post-title Andy’s guide to photography part 1 – what camera?

Andy’s guide to photography part 1 – what camera?

Andy’s guide to photography part 1 – what camera?

Quest News

Over the next few weeks I will be bringing you a short guide to photography.  This week we look at what camera you should buy?

You will probably fall into one of three categories:

1.    Compact and extremely portable.
Compact digital cameras have been on the market for years and the majority take excellent pictures in a variety of conditions.  Here are few things to look out for
•    Battery – does it have its own rechargeable battery or does it take specialised or readily available batteries?  If it takes rechargeable batteries why not pick up a spare (cheap generic versions for almost any camera can be found on ebay)
•    Zoom – if you’re looking to take pictures from a distance or want to minimise your depth of field then look for one with a large zoom.  10x zoom on a compact equates to around 300mm telephoto lens on a traditional camera which is ideal for getting close ups while on safari.  Be aware that the closer you zoom the more camera shake and the more likely you will blur your shot.
•    Build quality – this is very important if your looking to jet set all over the world.  Go for a respected make and ask friends and family if they have had any nightmares/brilliant cameras in the past.  Go to a shop and try it out (remember you can always check the price on-line and the camera company will usually match the price).
•    Memory card – check what sort it comes with.  The most common is Secure Digital (SD) which are both highly compatible, robust and fairly inexpensive.  Olympus cameras tend to use MMX cards which tend to be a little more pricey.  Sony have their own memory sticks which are quite often twice the price of SD cards for the same storage capacity.

Caves by James Campbell Adamson

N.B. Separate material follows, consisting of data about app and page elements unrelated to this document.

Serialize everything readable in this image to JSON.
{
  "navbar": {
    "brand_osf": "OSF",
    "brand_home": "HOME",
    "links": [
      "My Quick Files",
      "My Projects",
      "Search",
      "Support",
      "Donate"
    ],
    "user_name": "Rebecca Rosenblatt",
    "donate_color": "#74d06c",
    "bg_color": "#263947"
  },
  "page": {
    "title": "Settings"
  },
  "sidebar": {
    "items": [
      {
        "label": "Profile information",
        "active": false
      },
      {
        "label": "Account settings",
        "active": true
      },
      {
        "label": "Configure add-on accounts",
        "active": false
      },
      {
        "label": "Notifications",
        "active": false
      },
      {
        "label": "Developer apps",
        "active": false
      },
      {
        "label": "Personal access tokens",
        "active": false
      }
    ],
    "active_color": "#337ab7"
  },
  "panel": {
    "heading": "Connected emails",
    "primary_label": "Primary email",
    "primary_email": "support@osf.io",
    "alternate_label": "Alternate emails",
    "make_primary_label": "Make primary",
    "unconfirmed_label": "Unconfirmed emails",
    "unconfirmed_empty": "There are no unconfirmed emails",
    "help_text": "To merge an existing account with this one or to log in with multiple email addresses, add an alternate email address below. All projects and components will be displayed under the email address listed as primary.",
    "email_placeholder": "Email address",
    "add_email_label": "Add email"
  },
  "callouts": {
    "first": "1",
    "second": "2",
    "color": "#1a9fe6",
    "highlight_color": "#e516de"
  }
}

Caves – taken by James Campbell Adamson in Brazil

2.    Digital SLR
For the more serious photographer with deep pockets.  Ultimate flexibility with complete control of the camera and interchangeable lenses.
•    Size of the sensor – cameras at the cheaper end of the market have smaller sensors, this will affect the size of your photograph making it appear smaller.  A full frame sensor will let you take full advantage of both your lens and the light available.
•    Canon or Nikon – if you are used to using one or the other then try and stick to it.  You also maybe able to carry on using many of your lenses although the automated functions may not work.  Of course there are many alternatives out there such as Sony, Minolta and Panasonic.  They may not have been in the digital SLR game for as long but are catching up fast so don’t discount them.
•    Other equipment – don’t forget that if you go down this road there’s going to be some more kit you’ll have to or want to buy.  Camera bag, extra lenses, external flash, memory,

3.    Film SLR
For the traditionalists if you have one of these or are thinking of buying one then I’m sure you’ll know what you are doing.  The best quality currently available but with expensive processing costs.

Comparison and reviews and advice:
What digital camera